Me outside. Ahnate and Joel inside. Photo by Coty Gonzales.

Me outside. Ahnate and Joel inside. Photo by Coty Gonzales.

Heading to the lightbulb room. Photo by Coty Gonzales.

Heading to the lightbulb room. Photo by Coty Gonzales.

Inside of the lightbulb room. Photo by Ahnate Lim.

Inside of the lightbulb room. Photo by Ahnate Lim.

This powers the lighthouse. Photo by Ahnate Lim.

This powers the lighthouse. Photo by Ahnate Lim.

The light of the Makapuu Lighthouse. Photo by Coty Gonzales.

The light of the Makapuu Lighthouse. Photo by Coty Gonzales.
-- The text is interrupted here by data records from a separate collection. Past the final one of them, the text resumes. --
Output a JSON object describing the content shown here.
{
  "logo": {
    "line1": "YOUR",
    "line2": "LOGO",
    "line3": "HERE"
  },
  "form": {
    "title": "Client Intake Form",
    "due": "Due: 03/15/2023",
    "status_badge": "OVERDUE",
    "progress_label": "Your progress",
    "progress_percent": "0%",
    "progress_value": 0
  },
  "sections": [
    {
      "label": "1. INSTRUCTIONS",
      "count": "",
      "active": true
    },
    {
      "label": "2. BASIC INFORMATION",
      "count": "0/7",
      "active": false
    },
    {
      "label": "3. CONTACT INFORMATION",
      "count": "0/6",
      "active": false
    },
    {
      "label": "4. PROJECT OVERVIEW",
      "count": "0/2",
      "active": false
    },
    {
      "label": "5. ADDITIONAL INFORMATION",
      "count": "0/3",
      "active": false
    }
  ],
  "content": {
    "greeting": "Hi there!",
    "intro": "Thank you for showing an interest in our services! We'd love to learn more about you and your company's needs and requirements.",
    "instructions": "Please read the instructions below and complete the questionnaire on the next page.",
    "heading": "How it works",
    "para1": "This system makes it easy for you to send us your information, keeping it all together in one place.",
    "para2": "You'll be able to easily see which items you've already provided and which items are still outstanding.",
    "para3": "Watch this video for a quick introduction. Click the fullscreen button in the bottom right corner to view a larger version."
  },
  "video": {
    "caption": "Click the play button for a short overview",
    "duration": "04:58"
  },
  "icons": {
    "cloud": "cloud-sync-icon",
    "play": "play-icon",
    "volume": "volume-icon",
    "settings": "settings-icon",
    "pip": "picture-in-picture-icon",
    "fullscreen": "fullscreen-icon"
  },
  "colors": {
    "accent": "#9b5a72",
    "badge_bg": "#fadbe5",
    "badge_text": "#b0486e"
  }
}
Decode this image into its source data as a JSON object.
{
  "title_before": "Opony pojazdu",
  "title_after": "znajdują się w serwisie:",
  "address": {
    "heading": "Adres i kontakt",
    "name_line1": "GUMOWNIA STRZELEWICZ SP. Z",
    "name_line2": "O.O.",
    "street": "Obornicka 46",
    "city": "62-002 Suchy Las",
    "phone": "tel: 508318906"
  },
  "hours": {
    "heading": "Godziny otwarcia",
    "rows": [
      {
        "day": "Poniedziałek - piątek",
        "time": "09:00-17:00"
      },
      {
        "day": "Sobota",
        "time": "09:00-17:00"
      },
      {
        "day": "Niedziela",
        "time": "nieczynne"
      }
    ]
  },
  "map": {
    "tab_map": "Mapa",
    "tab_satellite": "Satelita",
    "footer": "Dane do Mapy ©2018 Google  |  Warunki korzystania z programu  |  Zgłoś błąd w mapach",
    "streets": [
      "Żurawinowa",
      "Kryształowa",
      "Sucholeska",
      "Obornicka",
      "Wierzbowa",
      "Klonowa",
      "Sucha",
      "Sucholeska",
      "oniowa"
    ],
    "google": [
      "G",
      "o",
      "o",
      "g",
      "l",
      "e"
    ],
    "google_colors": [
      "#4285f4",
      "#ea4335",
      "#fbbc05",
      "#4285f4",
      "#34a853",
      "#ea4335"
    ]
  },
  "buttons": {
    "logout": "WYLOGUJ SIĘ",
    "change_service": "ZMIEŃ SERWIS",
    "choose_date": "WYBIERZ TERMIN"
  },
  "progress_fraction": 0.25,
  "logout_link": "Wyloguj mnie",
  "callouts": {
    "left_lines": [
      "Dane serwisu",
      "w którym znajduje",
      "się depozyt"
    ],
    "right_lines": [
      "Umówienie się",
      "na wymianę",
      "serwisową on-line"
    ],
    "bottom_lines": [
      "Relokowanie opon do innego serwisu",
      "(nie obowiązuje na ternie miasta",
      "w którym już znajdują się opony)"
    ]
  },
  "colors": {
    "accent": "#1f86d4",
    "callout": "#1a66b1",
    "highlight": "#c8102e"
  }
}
The electronics. Photo by Coty Gonzales.

The electronics. Photo by Coty Gonzales.

Erected in 1909. Photo by Coty Gonzales.

Erected in 1909. Photo by Coty Gonzales.

I had never been inside of an active lighthouse before. I expected the bulbs to be extremely powerful and blinding. They really aren’t. The prisms within the lighthouse intensify the light. A second backup up lightbulb is present, and automatically goes on if the first bulb goes out. It’s actually a very simple setup.

This experience was transformative. Literally. As we exited the bulb room, a new breed of explorers were born. The Animal Head Super Team had just erupted from a mystical Hawaiian vagina and out popped a squirrel, panda, giraffe, and unicorn. A real fucking unicorn. The rest is, as they say, history.

Explorers: Marvin Chandra, Coty Gonzales, Ahnate Lim, and Joel Sabugo.

Directions to the Makapuu Lighthouse Trail: Get on H1 and head east bound toward Koko Head Crater. Eventually, H1 will turn into Kalanianaole Highway (Hwy. 72). You will continue on Kalanianaole Highway past Hawaii Kai, Koko Head Crater, Hanauma Bay, and Sandy Beach until you reach a park on the right hand side with a sign indicating the Ka Iwi State Scenic Shoreline. Turn right into the park and park in the parking lot at the end. The Trailhead is just beyond the parking lot. If atemping to see the sunrise, the parking lot to Ka Iwi State Park will be closed until 7am, see [1] below.

Panda is born. Photo by Unicorn.

Panda is born. Photo by Unicorn.

Your friendly neighborhood squirrel and unicorn. Photo by Panda.

Your friendly neighborhood squirrel and unicorn. Photo by Panda.

Oh hai Squirrel. Photo by Panda.

Oh hai Squirrel. Photo by Panda.

The Animal Heads Super Team is born. Photo by Friendly Random Stranger.

The Animal Heads Super Team is born. Photo by Friendly Random Stranger.


1. The parking lot leading to the Makapu’u Lighthouse trailhead is chained off during closed hours. The parking lot does not officially open until 7:00 am. We decided to park at the Makapu’u lookout point a few feet ahead. Park here at your own risk. Alternatively, many people simply park on the side of the road just after the gate leading to the trailhead.

About Coty

Founder of Exploration: Hawaii. Adventure, Minimalism, Vinyl, Typography, and Coffee + Matcha. A single space after a period, please.